Iran’s strike marked “a certain escalation” but aimed at avoiding a full-scale war,” he said.
“They are not interested in a wider escalation, just as we are not interested in a wider escalation,” Brom added.
In June, Iran said it had foiled a sabotage attack on an atomic energy agency building near the city of Karaj west of Tehran.
But aerial photographs obtained by private Israeli intelligence firm The Intel Lab revealed damage to the site.


Several unmanned Iranian drones appear to have carried out the attack on the Mercer Street, crashing into living quarters under the ship’s command center, the New York Times reported citing anonymous Israeli officials.
A US official told the newspaper Americans boarded the ship to investigate the attack.
By Friday afternoon, Zodiac Maritime said the ship was “sailing under the control of her crew” to a safe location under the protection of a US naval escort.
The strike on the tanker comes as European powers meet with Iran in an effort to shore up a 2015 agreement to curtail the Islamic republic’s nuclear program in exchange for lifting sanctions.
The accord was strained when in 2018 former US President Donald Trump withdrew the US unilaterally and reimposed sanctions.
Negotiations in Vienna, where the US is indirectly taking part, have stalled ahead of next week’s inauguration of newly elected ultra-conservative Iranian president Ebrahim Raisi.

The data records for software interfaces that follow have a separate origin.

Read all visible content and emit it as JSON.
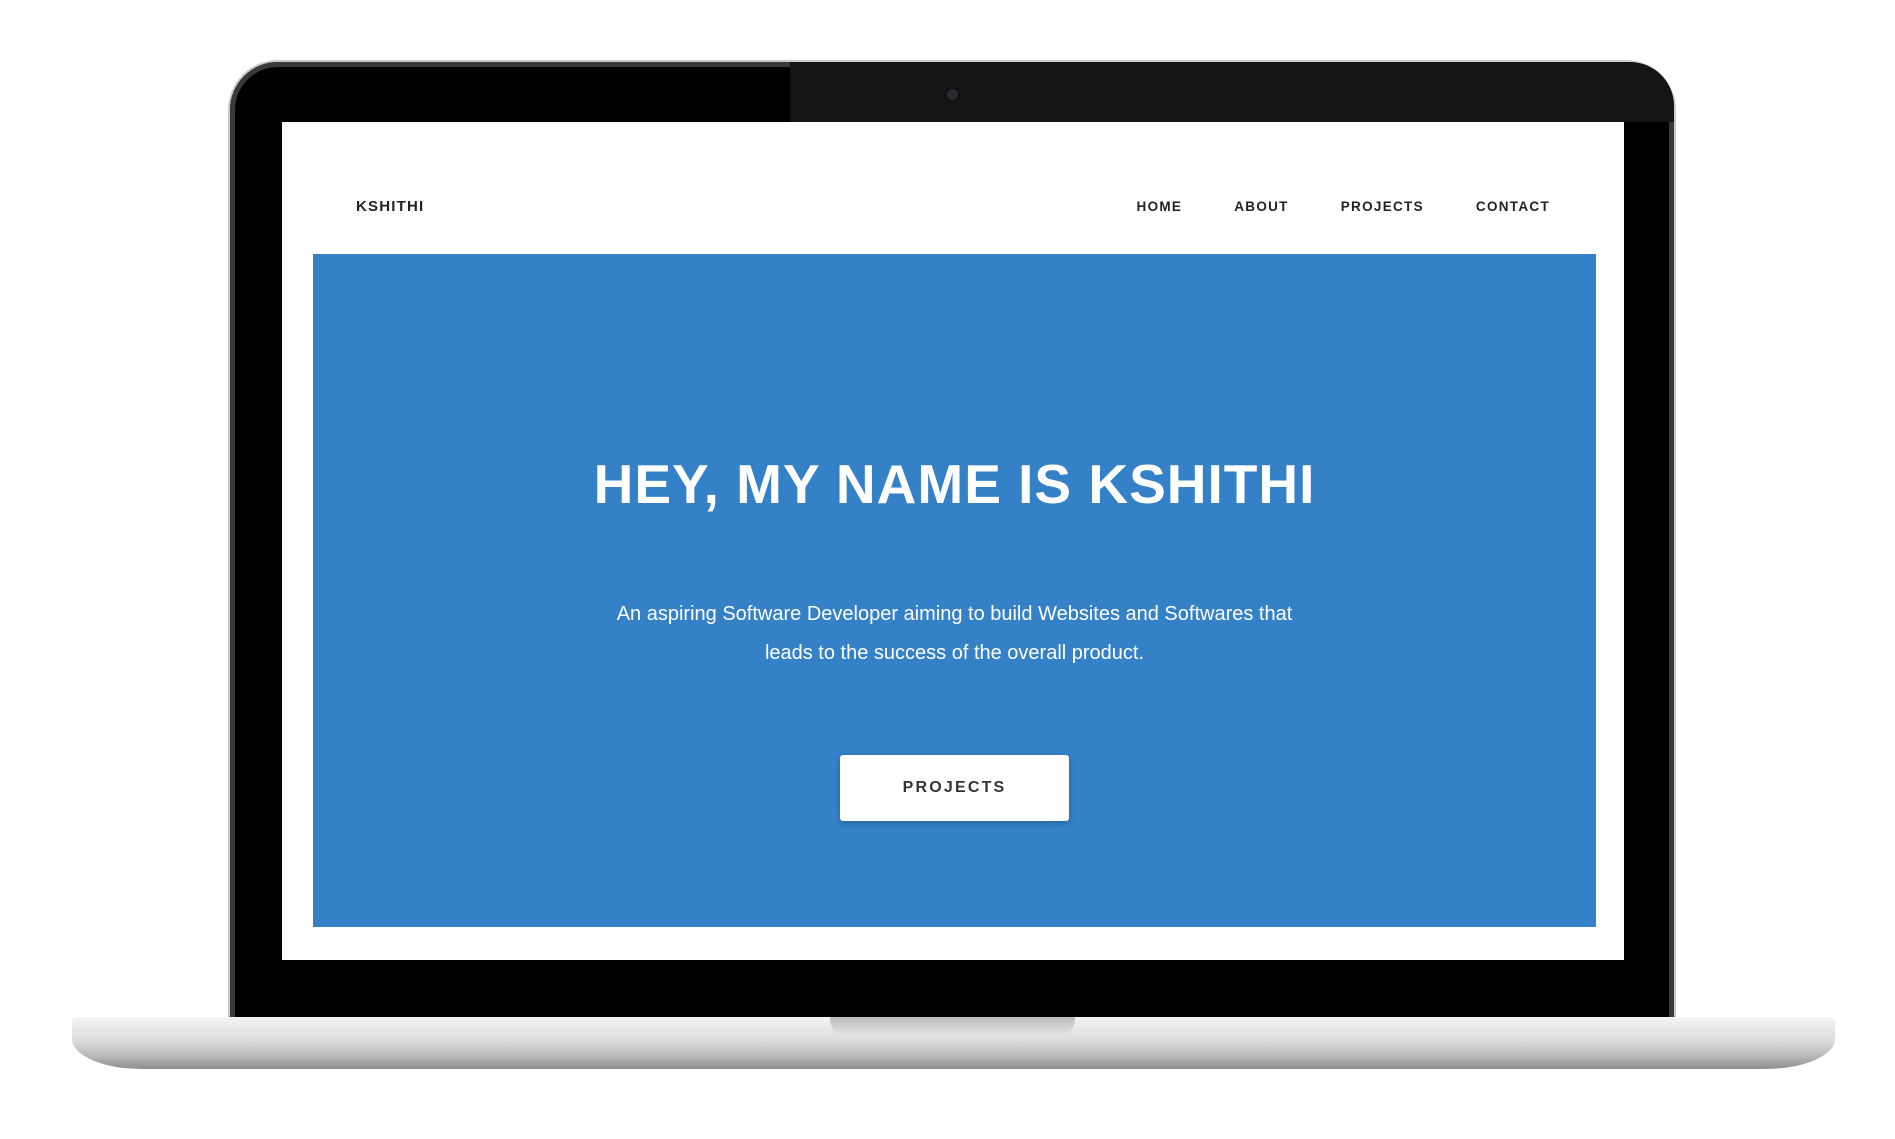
{
  "site": {
    "brand": "KSHITHI",
    "nav": [
      {
        "label": "HOME"
      },
      {
        "label": "ABOUT"
      },
      {
        "label": "PROJECTS"
      },
      {
        "label": "CONTACT"
      }
    ]
  },
  "hero": {
    "title": "HEY, MY NAME IS KSHITHI",
    "subtitle": "An aspiring Software Developer aiming to build Websites and Softwares that leads to the success of the overall product.",
    "button_label": "PROJECTS",
    "background_color": "#3481c8"
  },
  "colors": {
    "accent": "#3481c8",
    "text_dark": "#222222",
    "text_light": "#ffffff"
  }
}
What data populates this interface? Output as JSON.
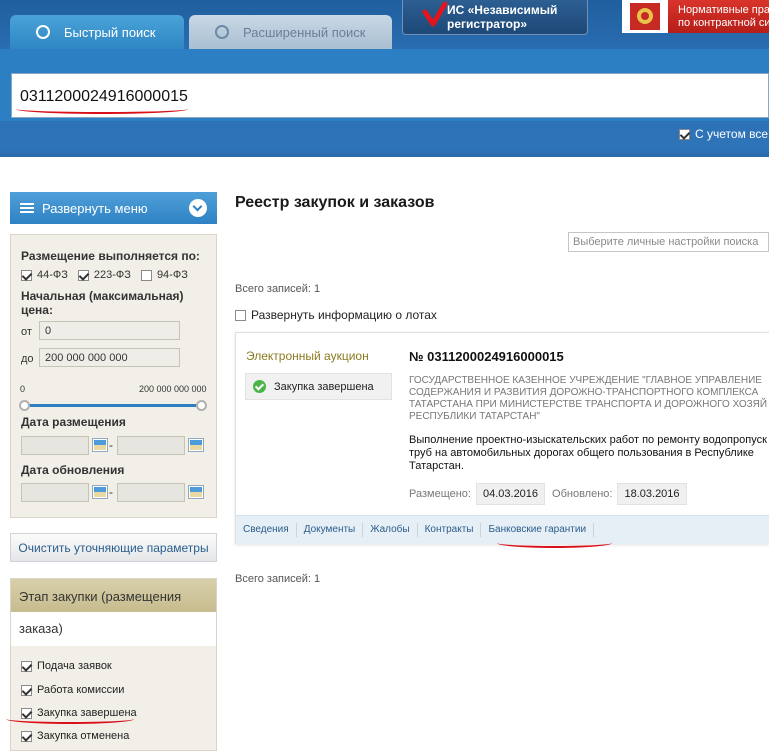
{
  "tabs": {
    "quick": "Быстрый поиск",
    "advanced": "Расширенный поиск"
  },
  "banner": {
    "registrar_line1": "ИС «Независимый",
    "registrar_line2": "регистратор»",
    "npa_line1": "Нормативные пра",
    "npa_line2": "по контрактной си"
  },
  "search": {
    "value": "0311200024916000015",
    "consider_label": "С учетом все"
  },
  "sidebar": {
    "expand_menu": "Развернуть меню",
    "placement_label": "Размещение выполняется по:",
    "laws": [
      {
        "label": "44-ФЗ",
        "checked": true
      },
      {
        "label": "223-ФЗ",
        "checked": true
      },
      {
        "label": "94-ФЗ",
        "checked": false
      }
    ],
    "price_label_1": "Начальная (максимальная)",
    "price_label_2": "цена:",
    "from_label": "от",
    "from_value": "0",
    "to_label": "до",
    "to_value": "200 000 000 000",
    "range_min": "0",
    "range_max": "200 000 000 000",
    "slider_low_fraction": 0,
    "slider_high_fraction": 1,
    "placement_date_label": "Дата размещения",
    "update_date_label": "Дата обновления",
    "dash": "-",
    "clear_button": "Очистить уточняющие параметры",
    "stage_title": "Этап закупки (размещения",
    "stage_title_cont": "заказа)",
    "stages": [
      {
        "label": "Подача заявок",
        "checked": true
      },
      {
        "label": "Работа комиссии",
        "checked": true
      },
      {
        "label": "Закупка завершена",
        "checked": true
      },
      {
        "label": "Закупка отменена",
        "checked": true
      }
    ]
  },
  "main": {
    "title": "Реестр закупок и заказов",
    "settings_placeholder": "Выберите личные настройки поиска",
    "total_records": "Всего записей: 1",
    "expand_lots": "Развернуть информацию о лотах"
  },
  "card": {
    "type": "Электронный аукцион",
    "status": "Закупка завершена",
    "number": "№ 0311200024916000015",
    "customer_lines": [
      "ГОСУДАРСТВЕННОЕ КАЗЕННОЕ УЧРЕЖДЕНИЕ \"ГЛАВНОЕ УПРАВЛЕНИЕ",
      "СОДЕРЖАНИЯ И РАЗВИТИЯ ДОРОЖНО-ТРАНСПОРТНОГО КОМПЛЕКСА",
      "ТАТАРСТАНА ПРИ МИНИСТЕРСТВЕ ТРАНСПОРТА И ДОРОЖНОГО ХОЗЯЙ",
      "РЕСПУБЛИКИ ТАТАРСТАН\""
    ],
    "subject_lines": [
      "Выполнение проектно-изыскательских работ по ремонту водопропуск",
      "труб на автомобильных дорогах общего пользования в Республике",
      "Татарстан."
    ],
    "placed_label": "Размещено:",
    "placed_date": "04.03.2016",
    "updated_label": "Обновлено:",
    "updated_date": "18.03.2016",
    "tabs": [
      "Сведения",
      "Документы",
      "Жалобы",
      "Контракты",
      "Банковские гарантии"
    ]
  }
}
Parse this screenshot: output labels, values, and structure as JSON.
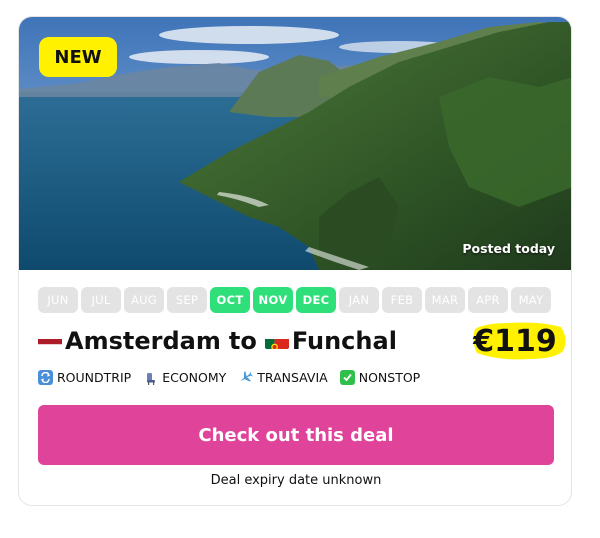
{
  "badge": {
    "label": "NEW"
  },
  "hero": {
    "posted": "Posted today",
    "image": "madeira-coastline-photo"
  },
  "months": [
    {
      "label": "JUN",
      "active": false
    },
    {
      "label": "JUL",
      "active": false
    },
    {
      "label": "AUG",
      "active": false
    },
    {
      "label": "SEP",
      "active": false
    },
    {
      "label": "OCT",
      "active": true
    },
    {
      "label": "NOV",
      "active": true
    },
    {
      "label": "DEC",
      "active": true
    },
    {
      "label": "JAN",
      "active": false
    },
    {
      "label": "FEB",
      "active": false
    },
    {
      "label": "MAR",
      "active": false
    },
    {
      "label": "APR",
      "active": false
    },
    {
      "label": "MAY",
      "active": false
    }
  ],
  "route": {
    "origin": "Amsterdam",
    "connector": "to",
    "destination": "Funchal",
    "origin_flag": "netherlands-flag-icon",
    "destination_flag": "portugal-flag-icon"
  },
  "price": {
    "value": "€119",
    "highlight_color": "#fff100"
  },
  "tags": [
    {
      "label": "ROUNDTRIP",
      "icon": "roundtrip-icon"
    },
    {
      "label": "ECONOMY",
      "icon": "seat-icon"
    },
    {
      "label": "TRANSAVIA",
      "icon": "airplane-icon"
    },
    {
      "label": "NONSTOP",
      "icon": "check-icon"
    }
  ],
  "cta": {
    "label": "Check out this deal",
    "color": "#e0449a"
  },
  "expiry": "Deal expiry date unknown",
  "colors": {
    "active_month": "#2fe07a",
    "inactive_month": "#e3e3e3"
  }
}
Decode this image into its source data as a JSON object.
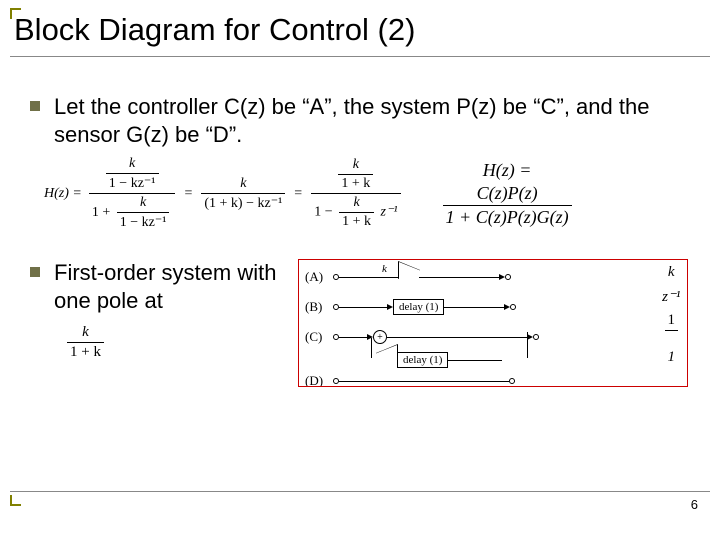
{
  "title": "Block Diagram for Control (2)",
  "bullets": {
    "b1": "Let the controller C(z) be “A”, the system P(z) be “C”, and the sensor G(z) be “D”.",
    "b2": "First-order system with one pole at"
  },
  "eq": {
    "Hz": "H(z) =",
    "num1": "k",
    "den1a": "1 − kz⁻¹",
    "one": "1 +",
    "mid_num": "k",
    "mid_den": "(1 + k) − kz⁻¹",
    "r_num": "k",
    "r_den_top": "1 + k",
    "r_den_bot_a": "1 −",
    "r_den_bot_num": "k",
    "r_den_bot_den": "1 + k",
    "r_den_bot_c": "z⁻¹",
    "side_lhs": "H(z) =",
    "side_num": "C(z)P(z)",
    "side_den": "1 + C(z)P(z)G(z)"
  },
  "pole": {
    "num": "k",
    "den": "1 + k"
  },
  "diagram": {
    "A": "(A)",
    "B": "(B)",
    "C": "(C)",
    "D": "(D)",
    "k": "k",
    "delay": "delay (1)",
    "tfA": "k",
    "tfB": "z⁻¹",
    "tfC_num": "1",
    "tfD_num": "1"
  },
  "page": "6"
}
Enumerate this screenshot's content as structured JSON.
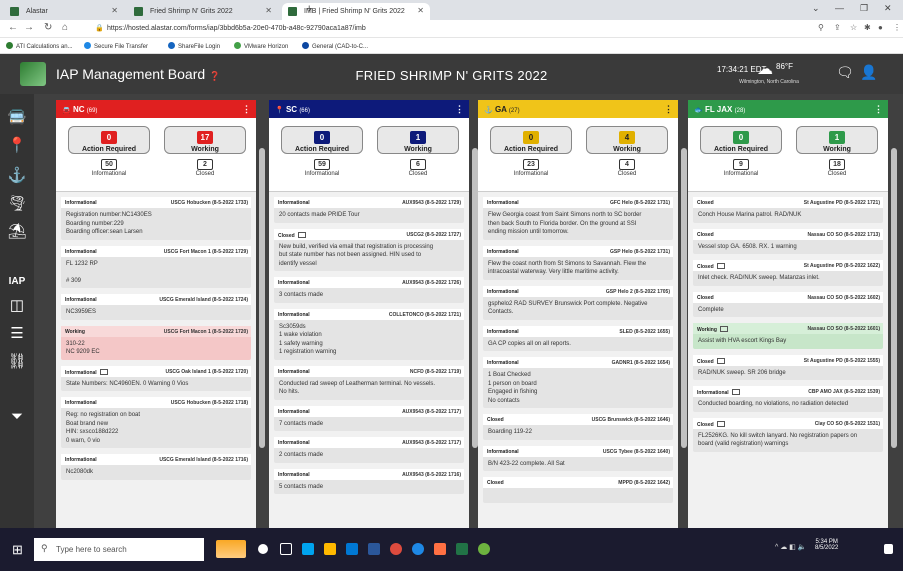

Dryad Global said the attack was the fifth against a ship connected to Israel since February. Two ships tied to Iran were attacked in that period, the firm said.